| Record excerpts |
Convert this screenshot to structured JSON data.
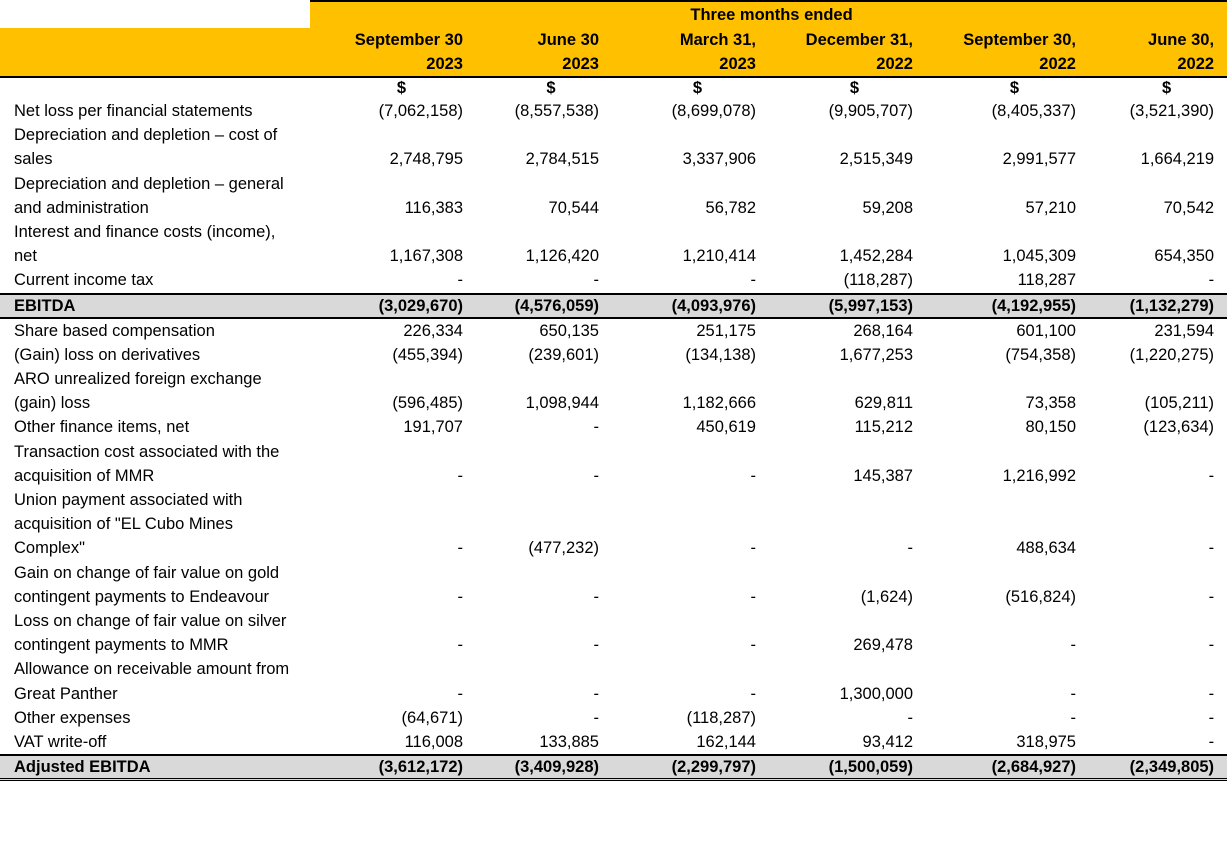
{
  "header": {
    "group_label": "Three months ended",
    "columns": [
      {
        "line1": "September 30",
        "line2": "2023"
      },
      {
        "line1": "June 30",
        "line2": "2023"
      },
      {
        "line1": "March 31,",
        "line2": "2023"
      },
      {
        "line1": "December 31,",
        "line2": "2022"
      },
      {
        "line1": "September 30,",
        "line2": "2022"
      },
      {
        "line1": "June 30,",
        "line2": "2022"
      }
    ],
    "currency": [
      "$",
      "$",
      "$",
      "$",
      "$",
      "$"
    ]
  },
  "rows": [
    {
      "label": "Net loss per financial statements",
      "values": [
        "(7,062,158)",
        "(8,557,538)",
        "(8,699,078)",
        "(9,905,707)",
        "(8,405,337)",
        "(3,521,390)"
      ]
    },
    {
      "label": "Depreciation and depletion – cost of sales",
      "values": [
        "2,748,795",
        "2,784,515",
        "3,337,906",
        "2,515,349",
        "2,991,577",
        "1,664,219"
      ]
    },
    {
      "label": "Depreciation and depletion – general and administration",
      "values": [
        "116,383",
        "70,544",
        "56,782",
        "59,208",
        "57,210",
        "70,542"
      ]
    },
    {
      "label": "Interest and finance costs (income), net",
      "values": [
        "1,167,308",
        "1,126,420",
        "1,210,414",
        "1,452,284",
        "1,045,309",
        "654,350"
      ]
    },
    {
      "label": "Current income tax",
      "values": [
        "-",
        "-",
        "-",
        "(118,287)",
        "118,287",
        "-"
      ]
    }
  ],
  "ebitda": {
    "label": "EBITDA",
    "values": [
      "(3,029,670)",
      "(4,576,059)",
      "(4,093,976)",
      "(5,997,153)",
      "(4,192,955)",
      "(1,132,279)"
    ]
  },
  "adjustments": [
    {
      "label": "Share based compensation",
      "values": [
        "226,334",
        "650,135",
        "251,175",
        "268,164",
        "601,100",
        "231,594"
      ]
    },
    {
      "label": "(Gain) loss on derivatives",
      "values": [
        "(455,394)",
        "(239,601)",
        "(134,138)",
        "1,677,253",
        "(754,358)",
        "(1,220,275)"
      ]
    },
    {
      "label": "ARO unrealized foreign exchange (gain) loss",
      "values": [
        "(596,485)",
        "1,098,944",
        "1,182,666",
        "629,811",
        "73,358",
        "(105,211)"
      ]
    },
    {
      "label": "Other finance items, net",
      "values": [
        "191,707",
        "-",
        "450,619",
        "115,212",
        "80,150",
        "(123,634)"
      ]
    },
    {
      "label": "Transaction cost associated with the acquisition of MMR",
      "values": [
        "-",
        "-",
        "-",
        "145,387",
        "1,216,992",
        "-"
      ]
    },
    {
      "label": "Union payment associated with acquisition of \"EL Cubo Mines Complex\"",
      "values": [
        "-",
        "(477,232)",
        "-",
        "-",
        "488,634",
        "-"
      ]
    },
    {
      "label": "Gain on change of fair value on gold contingent payments to Endeavour",
      "values": [
        "-",
        "-",
        "-",
        "(1,624)",
        "(516,824)",
        "-"
      ]
    },
    {
      "label": "Loss on change of fair value on silver contingent payments to MMR",
      "values": [
        "-",
        "-",
        "-",
        "269,478",
        "-",
        "-"
      ]
    },
    {
      "label": "Allowance on receivable amount from Great Panther",
      "values": [
        "-",
        "-",
        "-",
        "1,300,000",
        "-",
        "-"
      ]
    },
    {
      "label": "Other expenses",
      "values": [
        "(64,671)",
        "-",
        "(118,287)",
        "-",
        "-",
        "-"
      ]
    },
    {
      "label": "VAT write-off",
      "values": [
        "116,008",
        "133,885",
        "162,144",
        "93,412",
        "318,975",
        "-"
      ]
    }
  ],
  "adjusted_ebitda": {
    "label": "Adjusted EBITDA",
    "values": [
      "(3,612,172)",
      "(3,409,928)",
      "(2,299,797)",
      "(1,500,059)",
      "(2,684,927)",
      "(2,349,805)"
    ]
  },
  "colors": {
    "header_bg": "#ffc000",
    "total_bg": "#d9d9d9"
  }
}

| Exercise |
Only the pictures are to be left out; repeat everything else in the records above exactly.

| Exercise result |
Convert this screenshot to structured JSON data.
{
  "header": {
    "group_label": "Three months ended",
    "columns": [
      {
        "line1": "September 30",
        "line2": "2023"
      },
      {
        "line1": "June 30",
        "line2": "2023"
      },
      {
        "line1": "March 31,",
        "line2": "2023"
      },
      {
        "line1": "December 31,",
        "line2": "2022"
      },
      {
        "line1": "September 30,",
        "line2": "2022"
      },
      {
        "line1": "June 30,",
        "line2": "2022"
      }
    ],
    "currency": [
      "$",
      "$",
      "$",
      "$",
      "$",
      "$"
    ]
  },
  "rows": [
    {
      "label": "Net loss per financial statements",
      "values": [
        "(7,062,158)",
        "(8,557,538)",
        "(8,699,078)",
        "(9,905,707)",
        "(8,405,337)",
        "(3,521,390)"
      ]
    },
    {
      "label": "Depreciation and depletion – cost of sales",
      "values": [
        "2,748,795",
        "2,784,515",
        "3,337,906",
        "2,515,349",
        "2,991,577",
        "1,664,219"
      ]
    },
    {
      "label": "Depreciation and depletion – general and administration",
      "values": [
        "116,383",
        "70,544",
        "56,782",
        "59,208",
        "57,210",
        "70,542"
      ]
    },
    {
      "label": "Interest and finance costs (income), net",
      "values": [
        "1,167,308",
        "1,126,420",
        "1,210,414",
        "1,452,284",
        "1,045,309",
        "654,350"
      ]
    },
    {
      "label": "Current income tax",
      "values": [
        "-",
        "-",
        "-",
        "(118,287)",
        "118,287",
        "-"
      ]
    }
  ],
  "ebitda": {
    "label": "EBITDA",
    "values": [
      "(3,029,670)",
      "(4,576,059)",
      "(4,093,976)",
      "(5,997,153)",
      "(4,192,955)",
      "(1,132,279)"
    ]
  },
  "adjustments": [
    {
      "label": "Share based compensation",
      "values": [
        "226,334",
        "650,135",
        "251,175",
        "268,164",
        "601,100",
        "231,594"
      ]
    },
    {
      "label": "(Gain) loss on derivatives",
      "values": [
        "(455,394)",
        "(239,601)",
        "(134,138)",
        "1,677,253",
        "(754,358)",
        "(1,220,275)"
      ]
    },
    {
      "label": "ARO unrealized foreign exchange (gain) loss",
      "values": [
        "(596,485)",
        "1,098,944",
        "1,182,666",
        "629,811",
        "73,358",
        "(105,211)"
      ]
    },
    {
      "label": "Other finance items, net",
      "values": [
        "191,707",
        "-",
        "450,619",
        "115,212",
        "80,150",
        "(123,634)"
      ]
    },
    {
      "label": "Transaction cost associated with the acquisition of MMR",
      "values": [
        "-",
        "-",
        "-",
        "145,387",
        "1,216,992",
        "-"
      ]
    },
    {
      "label": "Union payment associated with acquisition of \"EL Cubo Mines Complex\"",
      "values": [
        "-",
        "(477,232)",
        "-",
        "-",
        "488,634",
        "-"
      ]
    },
    {
      "label": "Gain on change of fair value on gold contingent payments to Endeavour",
      "values": [
        "-",
        "-",
        "-",
        "(1,624)",
        "(516,824)",
        "-"
      ]
    },
    {
      "label": "Loss on change of fair value on silver contingent payments to MMR",
      "values": [
        "-",
        "-",
        "-",
        "269,478",
        "-",
        "-"
      ]
    },
    {
      "label": "Allowance on receivable amount from Great Panther",
      "values": [
        "-",
        "-",
        "-",
        "1,300,000",
        "-",
        "-"
      ]
    },
    {
      "label": "Other expenses",
      "values": [
        "(64,671)",
        "-",
        "(118,287)",
        "-",
        "-",
        "-"
      ]
    },
    {
      "label": "VAT write-off",
      "values": [
        "116,008",
        "133,885",
        "162,144",
        "93,412",
        "318,975",
        "-"
      ]
    }
  ],
  "adjusted_ebitda": {
    "label": "Adjusted EBITDA",
    "values": [
      "(3,612,172)",
      "(3,409,928)",
      "(2,299,797)",
      "(1,500,059)",
      "(2,684,927)",
      "(2,349,805)"
    ]
  },
  "colors": {
    "header_bg": "#ffc000",
    "total_bg": "#d9d9d9"
  }
}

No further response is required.